RECORDS SUPPLIED Block Start

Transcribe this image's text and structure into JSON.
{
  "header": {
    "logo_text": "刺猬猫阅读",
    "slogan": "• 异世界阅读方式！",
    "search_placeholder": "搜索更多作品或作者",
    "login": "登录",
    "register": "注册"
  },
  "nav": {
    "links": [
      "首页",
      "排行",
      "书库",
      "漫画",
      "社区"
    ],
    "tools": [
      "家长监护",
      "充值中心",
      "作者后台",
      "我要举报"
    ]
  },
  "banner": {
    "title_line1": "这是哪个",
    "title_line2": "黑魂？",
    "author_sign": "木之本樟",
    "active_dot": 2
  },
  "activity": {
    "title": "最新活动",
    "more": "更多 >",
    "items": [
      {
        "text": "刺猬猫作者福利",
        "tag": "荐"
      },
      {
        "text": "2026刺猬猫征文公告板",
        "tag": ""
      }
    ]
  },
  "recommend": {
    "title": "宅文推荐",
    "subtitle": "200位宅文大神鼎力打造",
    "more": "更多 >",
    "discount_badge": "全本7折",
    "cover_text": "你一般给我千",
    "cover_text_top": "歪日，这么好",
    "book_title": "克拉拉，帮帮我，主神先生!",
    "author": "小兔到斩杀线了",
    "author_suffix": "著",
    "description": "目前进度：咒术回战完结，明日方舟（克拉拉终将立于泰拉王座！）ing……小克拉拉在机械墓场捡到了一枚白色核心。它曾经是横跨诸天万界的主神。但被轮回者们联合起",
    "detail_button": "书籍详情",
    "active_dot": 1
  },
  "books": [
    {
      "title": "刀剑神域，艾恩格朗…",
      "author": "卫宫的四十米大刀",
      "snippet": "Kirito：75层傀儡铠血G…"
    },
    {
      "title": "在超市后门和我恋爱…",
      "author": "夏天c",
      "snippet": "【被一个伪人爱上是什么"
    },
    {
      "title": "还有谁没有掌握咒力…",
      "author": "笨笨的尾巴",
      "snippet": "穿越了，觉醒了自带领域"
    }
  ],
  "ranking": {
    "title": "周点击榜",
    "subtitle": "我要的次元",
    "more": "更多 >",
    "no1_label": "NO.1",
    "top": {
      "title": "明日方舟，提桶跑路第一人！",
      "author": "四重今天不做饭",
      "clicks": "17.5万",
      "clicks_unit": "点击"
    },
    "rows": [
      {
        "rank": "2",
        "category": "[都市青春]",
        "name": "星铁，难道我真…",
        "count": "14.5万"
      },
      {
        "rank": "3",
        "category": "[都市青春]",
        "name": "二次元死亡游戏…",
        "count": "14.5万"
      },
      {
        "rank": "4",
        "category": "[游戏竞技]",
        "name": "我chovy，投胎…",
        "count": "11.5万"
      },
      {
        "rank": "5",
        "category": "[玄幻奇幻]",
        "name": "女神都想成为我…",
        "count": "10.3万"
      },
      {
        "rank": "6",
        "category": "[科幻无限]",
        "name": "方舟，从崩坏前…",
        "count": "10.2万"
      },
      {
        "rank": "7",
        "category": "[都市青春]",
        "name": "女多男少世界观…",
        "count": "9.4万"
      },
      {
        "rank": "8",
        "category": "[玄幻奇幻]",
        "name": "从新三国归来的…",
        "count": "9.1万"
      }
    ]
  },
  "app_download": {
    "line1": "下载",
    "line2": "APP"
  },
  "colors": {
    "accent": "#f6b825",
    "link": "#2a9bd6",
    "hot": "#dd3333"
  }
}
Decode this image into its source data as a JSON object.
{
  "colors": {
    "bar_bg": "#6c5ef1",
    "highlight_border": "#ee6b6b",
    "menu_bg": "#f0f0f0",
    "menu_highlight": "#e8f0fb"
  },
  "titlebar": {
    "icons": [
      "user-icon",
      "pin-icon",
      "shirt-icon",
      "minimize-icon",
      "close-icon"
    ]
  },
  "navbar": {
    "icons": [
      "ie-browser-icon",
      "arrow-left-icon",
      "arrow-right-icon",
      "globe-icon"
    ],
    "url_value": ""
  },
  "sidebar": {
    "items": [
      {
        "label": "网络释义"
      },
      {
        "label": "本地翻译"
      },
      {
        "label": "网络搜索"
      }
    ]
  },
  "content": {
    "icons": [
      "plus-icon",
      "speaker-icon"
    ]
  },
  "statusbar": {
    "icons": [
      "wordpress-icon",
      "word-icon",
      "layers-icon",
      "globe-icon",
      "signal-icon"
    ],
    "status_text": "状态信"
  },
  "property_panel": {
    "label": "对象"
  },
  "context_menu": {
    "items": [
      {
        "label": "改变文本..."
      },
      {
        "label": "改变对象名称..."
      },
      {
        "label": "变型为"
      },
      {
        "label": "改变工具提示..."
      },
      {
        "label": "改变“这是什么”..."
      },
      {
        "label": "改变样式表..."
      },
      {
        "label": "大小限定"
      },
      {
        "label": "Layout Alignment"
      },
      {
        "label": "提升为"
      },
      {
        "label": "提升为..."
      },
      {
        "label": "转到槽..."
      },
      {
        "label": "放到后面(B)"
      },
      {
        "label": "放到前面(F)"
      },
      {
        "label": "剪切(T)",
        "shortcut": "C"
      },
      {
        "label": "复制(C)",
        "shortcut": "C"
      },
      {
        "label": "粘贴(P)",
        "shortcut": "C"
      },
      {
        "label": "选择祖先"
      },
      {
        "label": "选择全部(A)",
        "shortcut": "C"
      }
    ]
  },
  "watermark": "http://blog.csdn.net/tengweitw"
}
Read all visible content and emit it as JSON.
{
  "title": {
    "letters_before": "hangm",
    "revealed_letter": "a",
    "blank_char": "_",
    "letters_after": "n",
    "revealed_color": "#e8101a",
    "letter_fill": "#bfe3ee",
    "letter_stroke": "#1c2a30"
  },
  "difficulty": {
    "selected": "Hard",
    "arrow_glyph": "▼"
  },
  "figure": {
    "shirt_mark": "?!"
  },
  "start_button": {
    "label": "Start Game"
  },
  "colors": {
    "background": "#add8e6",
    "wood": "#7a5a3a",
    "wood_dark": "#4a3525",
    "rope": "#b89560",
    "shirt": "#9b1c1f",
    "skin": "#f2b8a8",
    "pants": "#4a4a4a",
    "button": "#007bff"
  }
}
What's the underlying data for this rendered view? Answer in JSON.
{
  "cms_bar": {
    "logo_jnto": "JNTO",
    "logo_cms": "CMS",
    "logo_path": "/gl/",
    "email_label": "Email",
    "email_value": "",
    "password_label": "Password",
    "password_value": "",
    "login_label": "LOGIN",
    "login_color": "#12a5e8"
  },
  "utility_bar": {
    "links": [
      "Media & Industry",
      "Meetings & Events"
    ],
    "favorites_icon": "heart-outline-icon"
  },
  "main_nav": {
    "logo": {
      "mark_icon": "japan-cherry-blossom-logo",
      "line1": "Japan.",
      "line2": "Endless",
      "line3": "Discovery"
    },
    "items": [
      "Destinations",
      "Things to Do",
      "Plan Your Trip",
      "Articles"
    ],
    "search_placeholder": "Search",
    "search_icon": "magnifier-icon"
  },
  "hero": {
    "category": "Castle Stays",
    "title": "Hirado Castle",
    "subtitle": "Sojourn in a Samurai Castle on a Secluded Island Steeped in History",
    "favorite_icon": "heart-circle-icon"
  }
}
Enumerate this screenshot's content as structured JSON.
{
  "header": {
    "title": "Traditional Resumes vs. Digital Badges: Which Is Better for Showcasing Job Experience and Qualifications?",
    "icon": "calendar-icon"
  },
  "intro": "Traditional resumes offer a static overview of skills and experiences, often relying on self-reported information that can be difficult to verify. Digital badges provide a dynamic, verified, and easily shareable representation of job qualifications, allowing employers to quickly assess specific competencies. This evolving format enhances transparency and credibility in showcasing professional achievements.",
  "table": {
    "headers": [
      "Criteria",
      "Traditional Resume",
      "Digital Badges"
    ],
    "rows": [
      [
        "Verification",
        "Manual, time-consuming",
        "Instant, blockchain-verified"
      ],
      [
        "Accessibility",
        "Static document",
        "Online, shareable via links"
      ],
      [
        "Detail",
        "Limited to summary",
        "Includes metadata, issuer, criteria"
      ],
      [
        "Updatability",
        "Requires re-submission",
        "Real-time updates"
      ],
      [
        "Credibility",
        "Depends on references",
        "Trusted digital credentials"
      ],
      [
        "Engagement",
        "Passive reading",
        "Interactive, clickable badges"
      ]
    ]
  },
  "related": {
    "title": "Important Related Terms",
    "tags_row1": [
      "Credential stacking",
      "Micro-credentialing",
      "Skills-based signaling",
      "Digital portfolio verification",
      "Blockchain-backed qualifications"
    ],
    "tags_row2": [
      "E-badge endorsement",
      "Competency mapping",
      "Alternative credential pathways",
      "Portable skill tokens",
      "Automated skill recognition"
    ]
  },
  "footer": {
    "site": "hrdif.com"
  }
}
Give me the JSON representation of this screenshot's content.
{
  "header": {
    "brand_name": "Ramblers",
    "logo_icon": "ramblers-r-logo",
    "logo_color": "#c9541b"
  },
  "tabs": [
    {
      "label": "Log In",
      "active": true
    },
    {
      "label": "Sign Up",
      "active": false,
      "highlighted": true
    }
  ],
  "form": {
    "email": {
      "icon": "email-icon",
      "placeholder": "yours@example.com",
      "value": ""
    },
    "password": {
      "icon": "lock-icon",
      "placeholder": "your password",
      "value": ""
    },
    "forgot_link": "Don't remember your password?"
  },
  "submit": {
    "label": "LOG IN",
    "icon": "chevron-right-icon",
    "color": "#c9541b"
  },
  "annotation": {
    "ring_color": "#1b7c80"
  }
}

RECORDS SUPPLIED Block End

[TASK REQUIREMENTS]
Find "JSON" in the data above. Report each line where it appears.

[COMPLETED TASK]
Transcribe this image's text and structure into JSON.
Decode this image into its source data as a JSON object.
Read all visible content and emit it as JSON.
What's the underlying data for this rendered view? Answer in JSON.
Enumerate this screenshot's content as structured JSON.
Give me the JSON representation of this screenshot's content.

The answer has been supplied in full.